More than 30 years ago, Calvin Inouye and his friends gathered around the television to watch movies played on a video home system, or VHS - a fairly new gadget to homes at the time.
Friend Jeffrey Yamanishi, also known as the "movie guru," used to buy VHS tapes of movies from Oahu and bring them back to Maui for him and his buddies to watch at his bachelor pad.
"His icebox was empty, but he was rich in movies," said fellow friend and business partner Alfred Cantorna.
Paradise Video's interior with lots of shelves of video tapes is shown in this photo.
The three men then thought, "Why don't we rent them out, that way we can use the money to get more movies?" Inouye recalls.
So they did and opened up Paradise Video in Happy Valley.
"When we first opened up the store, it was kind of a hobby for us," said Inouye, 56. "We didn't think we were going to be in business for 30 (plus) years. Thirty (one) years later, we are still here."
Just more than a month after big movie retailer Blockbuster closed its doors in Kahului, Inouye said Paradise Video is "still kicking," although it hasn't been located in Happy Valley for some time. Now it's in Kahului near Sheik's Restaurant on Wakea Avenue.
"When Blockbuster moved in, we thought, 'Oh gosh, here we go.' They ended up closing (sooner) than we did," Inouye said.
Blockbuster still maintains its Kihei store.
Paradise Video has outlasted a national retailer of movie rentals and has survived the various business climates that have eaten up many local and small video and now DVD movie rental businesses.
Inouye said he believes that the small business founded by himself, Yamanishi and Cantorna has fared well over the years because it offers a variety of titles, even the old films and foreign marital arts movies, which are harder to find online. He calls the foreign martial art movies selection the business's niche.
He adds that there is still an appeal to walk into a movie rental store and peruse the titles.
"I think some people just like to look at the boxes and read what it's about," he said.
The store has around 4,000 members, although there could be more, Inouye said.
Paradise Video customers do have membership cards. They are free with local identification and a charge card.
Inouye said Paradise Video has new releases every Tuesday and offers specials Sunday through Friday.
The store offers help with resurfacing DVDs, although he cautions that all cannot be repaired. The shop also serves as a computer drop-off site for Kamehameha Schools Maui high school student Ian Aquino's computer repair and website business, Inouye said, adding they are happy to help a fellow young business owner start up.
Back when they began the store, Inouye, who now lives in Kahului, worked on his family farm in Kula, and took on the store full time. His business partners worked elsewhere and put in time after work. Yamanishi, 58, of Kahului works at Walmart and Cantorna, 56, of Wailuku works at Goodwill Industries.
The men started off with 50 titles, mostly VHS tapes, although there were some Beta movies, at their Happy Valley store in 1981. It was Yamanishi's personal collection.
Then they moved to a Central Avenue site in Wailuku and around 1983 or '84 they moved into a longtime site at Puuone Plaza near Tokyo Tei restaurant. They stayed there for 10 to 15 years.

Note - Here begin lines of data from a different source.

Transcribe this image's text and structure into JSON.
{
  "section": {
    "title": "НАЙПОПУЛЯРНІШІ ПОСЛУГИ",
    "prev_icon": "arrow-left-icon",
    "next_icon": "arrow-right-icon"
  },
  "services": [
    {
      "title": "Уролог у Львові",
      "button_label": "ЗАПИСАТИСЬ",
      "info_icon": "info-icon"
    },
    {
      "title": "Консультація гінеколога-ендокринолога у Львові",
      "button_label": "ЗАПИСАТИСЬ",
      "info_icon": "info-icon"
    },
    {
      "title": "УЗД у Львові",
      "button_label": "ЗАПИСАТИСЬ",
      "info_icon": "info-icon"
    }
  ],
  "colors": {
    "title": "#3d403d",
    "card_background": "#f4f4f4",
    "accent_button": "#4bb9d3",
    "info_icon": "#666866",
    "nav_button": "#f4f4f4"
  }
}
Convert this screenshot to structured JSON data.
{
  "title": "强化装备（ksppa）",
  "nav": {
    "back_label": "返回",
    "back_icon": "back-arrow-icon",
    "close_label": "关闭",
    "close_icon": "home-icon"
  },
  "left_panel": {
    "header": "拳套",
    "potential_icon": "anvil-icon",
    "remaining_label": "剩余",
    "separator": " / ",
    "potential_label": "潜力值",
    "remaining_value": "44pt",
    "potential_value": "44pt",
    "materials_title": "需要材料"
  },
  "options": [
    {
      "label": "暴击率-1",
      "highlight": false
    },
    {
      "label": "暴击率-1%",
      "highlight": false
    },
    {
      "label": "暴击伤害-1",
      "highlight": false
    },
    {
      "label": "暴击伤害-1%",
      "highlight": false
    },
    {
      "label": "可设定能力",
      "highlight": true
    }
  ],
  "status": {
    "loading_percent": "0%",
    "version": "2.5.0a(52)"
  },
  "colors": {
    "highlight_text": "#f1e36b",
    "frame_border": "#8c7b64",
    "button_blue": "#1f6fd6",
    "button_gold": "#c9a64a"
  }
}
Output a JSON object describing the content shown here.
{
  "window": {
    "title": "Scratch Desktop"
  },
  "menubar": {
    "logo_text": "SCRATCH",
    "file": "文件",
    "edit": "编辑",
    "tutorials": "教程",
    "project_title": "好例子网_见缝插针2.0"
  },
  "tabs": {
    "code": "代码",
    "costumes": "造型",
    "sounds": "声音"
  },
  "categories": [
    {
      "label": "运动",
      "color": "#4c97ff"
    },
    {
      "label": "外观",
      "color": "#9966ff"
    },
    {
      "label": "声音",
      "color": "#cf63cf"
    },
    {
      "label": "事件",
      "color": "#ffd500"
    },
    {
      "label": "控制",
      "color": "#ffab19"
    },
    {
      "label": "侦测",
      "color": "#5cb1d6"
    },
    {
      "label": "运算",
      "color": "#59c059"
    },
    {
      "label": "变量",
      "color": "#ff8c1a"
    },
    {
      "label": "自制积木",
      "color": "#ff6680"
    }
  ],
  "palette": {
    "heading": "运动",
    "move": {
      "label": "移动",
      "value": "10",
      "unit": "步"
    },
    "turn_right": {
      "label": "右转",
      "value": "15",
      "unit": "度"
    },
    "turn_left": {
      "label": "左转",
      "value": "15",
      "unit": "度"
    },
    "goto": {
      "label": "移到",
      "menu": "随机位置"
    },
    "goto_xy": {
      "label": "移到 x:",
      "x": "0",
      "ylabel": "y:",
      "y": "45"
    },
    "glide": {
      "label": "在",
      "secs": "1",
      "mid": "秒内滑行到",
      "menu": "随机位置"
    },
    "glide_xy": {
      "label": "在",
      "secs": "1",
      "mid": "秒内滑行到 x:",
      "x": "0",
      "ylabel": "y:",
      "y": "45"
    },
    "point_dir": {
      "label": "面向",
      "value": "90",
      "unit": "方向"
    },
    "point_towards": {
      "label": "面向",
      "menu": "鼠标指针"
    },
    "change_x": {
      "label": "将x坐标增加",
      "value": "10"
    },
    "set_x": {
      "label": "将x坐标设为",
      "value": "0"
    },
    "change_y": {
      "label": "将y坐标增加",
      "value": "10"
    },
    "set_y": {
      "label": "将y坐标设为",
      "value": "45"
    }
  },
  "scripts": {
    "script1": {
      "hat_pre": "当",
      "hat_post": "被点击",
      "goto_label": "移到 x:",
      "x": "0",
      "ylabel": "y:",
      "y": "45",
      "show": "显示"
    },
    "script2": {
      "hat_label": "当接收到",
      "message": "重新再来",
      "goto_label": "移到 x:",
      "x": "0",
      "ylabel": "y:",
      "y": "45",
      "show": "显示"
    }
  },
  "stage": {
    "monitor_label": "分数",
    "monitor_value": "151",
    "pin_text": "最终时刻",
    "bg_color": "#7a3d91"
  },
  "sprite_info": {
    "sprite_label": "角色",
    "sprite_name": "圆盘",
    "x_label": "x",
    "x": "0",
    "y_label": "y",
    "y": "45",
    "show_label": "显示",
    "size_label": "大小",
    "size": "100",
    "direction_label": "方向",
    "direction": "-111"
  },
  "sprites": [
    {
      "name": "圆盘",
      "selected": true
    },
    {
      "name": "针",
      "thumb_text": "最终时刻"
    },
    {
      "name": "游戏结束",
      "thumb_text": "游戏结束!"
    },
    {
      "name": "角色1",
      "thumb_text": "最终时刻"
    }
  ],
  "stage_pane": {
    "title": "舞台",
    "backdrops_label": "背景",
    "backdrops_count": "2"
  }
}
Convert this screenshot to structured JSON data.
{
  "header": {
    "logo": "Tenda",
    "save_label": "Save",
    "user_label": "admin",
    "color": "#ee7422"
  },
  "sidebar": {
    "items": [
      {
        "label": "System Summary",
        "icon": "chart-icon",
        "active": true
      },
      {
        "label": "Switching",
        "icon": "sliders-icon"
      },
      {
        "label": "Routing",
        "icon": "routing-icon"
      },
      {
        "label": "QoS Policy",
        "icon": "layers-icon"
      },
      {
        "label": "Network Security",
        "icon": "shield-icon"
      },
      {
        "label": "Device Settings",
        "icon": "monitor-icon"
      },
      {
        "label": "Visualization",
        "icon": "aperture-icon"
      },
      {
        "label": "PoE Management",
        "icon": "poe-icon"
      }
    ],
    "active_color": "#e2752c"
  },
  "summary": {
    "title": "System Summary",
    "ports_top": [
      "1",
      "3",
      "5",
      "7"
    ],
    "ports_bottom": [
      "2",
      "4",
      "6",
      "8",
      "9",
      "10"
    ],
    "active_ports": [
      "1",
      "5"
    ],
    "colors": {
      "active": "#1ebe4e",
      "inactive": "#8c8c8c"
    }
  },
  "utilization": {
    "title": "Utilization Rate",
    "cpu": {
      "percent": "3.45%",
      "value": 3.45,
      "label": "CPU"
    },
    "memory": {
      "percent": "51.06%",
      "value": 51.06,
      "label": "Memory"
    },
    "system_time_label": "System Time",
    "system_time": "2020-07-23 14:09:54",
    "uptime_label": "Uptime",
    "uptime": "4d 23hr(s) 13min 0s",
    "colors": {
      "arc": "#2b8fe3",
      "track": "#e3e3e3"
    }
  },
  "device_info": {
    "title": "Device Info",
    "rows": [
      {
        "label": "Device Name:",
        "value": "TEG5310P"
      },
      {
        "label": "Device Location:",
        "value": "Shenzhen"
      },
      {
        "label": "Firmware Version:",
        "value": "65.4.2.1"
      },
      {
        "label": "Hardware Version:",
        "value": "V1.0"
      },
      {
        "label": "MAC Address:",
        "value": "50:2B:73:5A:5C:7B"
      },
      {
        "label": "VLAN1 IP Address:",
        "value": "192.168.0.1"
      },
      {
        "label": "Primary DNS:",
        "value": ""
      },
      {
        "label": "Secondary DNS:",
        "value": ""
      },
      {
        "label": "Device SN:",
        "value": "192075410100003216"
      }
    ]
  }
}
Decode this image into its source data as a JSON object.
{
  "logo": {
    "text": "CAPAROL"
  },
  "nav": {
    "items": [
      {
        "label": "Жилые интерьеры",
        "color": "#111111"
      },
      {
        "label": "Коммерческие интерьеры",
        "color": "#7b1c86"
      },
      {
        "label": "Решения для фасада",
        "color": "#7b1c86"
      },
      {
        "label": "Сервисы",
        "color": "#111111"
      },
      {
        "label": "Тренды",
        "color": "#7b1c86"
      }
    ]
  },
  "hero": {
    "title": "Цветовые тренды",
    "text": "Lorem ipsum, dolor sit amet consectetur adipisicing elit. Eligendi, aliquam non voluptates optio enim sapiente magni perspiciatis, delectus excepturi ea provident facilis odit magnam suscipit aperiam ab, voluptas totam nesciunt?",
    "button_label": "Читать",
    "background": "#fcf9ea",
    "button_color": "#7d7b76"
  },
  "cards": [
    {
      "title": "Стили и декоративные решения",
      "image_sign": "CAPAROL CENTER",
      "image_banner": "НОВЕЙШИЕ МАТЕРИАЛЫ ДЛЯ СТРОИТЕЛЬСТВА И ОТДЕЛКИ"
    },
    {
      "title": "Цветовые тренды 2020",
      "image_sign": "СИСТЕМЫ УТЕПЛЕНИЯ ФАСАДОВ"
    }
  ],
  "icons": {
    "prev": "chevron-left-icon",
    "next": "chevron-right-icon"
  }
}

At that time, the store boasted 20,000 titles.
In the business's heyday, in the late '80s and early '90s, it had stores also in Kahului, Kihei and Pukalani, in addition to its Wailuku store.
But eventually those stores closed because of expiring leases, nonrenewal of leases or because of higher rents.
The Kihei store behind the Jack In The Box closed after about five years because the location wasn't visible enough and didn't attract as many customers as hoped, Inouye said.
Eventually Paradise Video had only one store, where it is now on Wakea Avenue. It has been there for around a decade, Inouye said.
In the early 2000s, Paradise upgraded its whole inventory to DVDs because VHS tapes were becoming obsolete.
Even though the business had its high and low points, the men were able to keep the business alive.
"I don't think there was ever a time we thought, 'Let's sell off the business and close,' " Inouye said.
But he admitted Blockbuster did "make a dent" in the business.
"We still had our regulars. . . . Now that they are closed (in Kahului) we have some that are coming back again, from going away from us to them," he said.
Inouye added that the Redbox, which provides movies on DVDs at automated retail kiosks, has also made an impact on the business.
But "there's still something to be said about mom-and-pop stores and brick-and-mortar stores."
Cantorna said that after more than three decades, the store is in their blood.
"For us, even though a lot of video stores are closing down, it still remains part of our lives. It's not as profitable as it was in the past. We just enjoy the business, people still enjoy coming into a video store."
But he added for the most part he's pleased that the business hasn't affected his longtime friendships with his old buddies.
"We thought this might be a current trend (31 years ago). This would be something worth going into. It proved right."
* Melissa Tanji can be reached at email@example.com.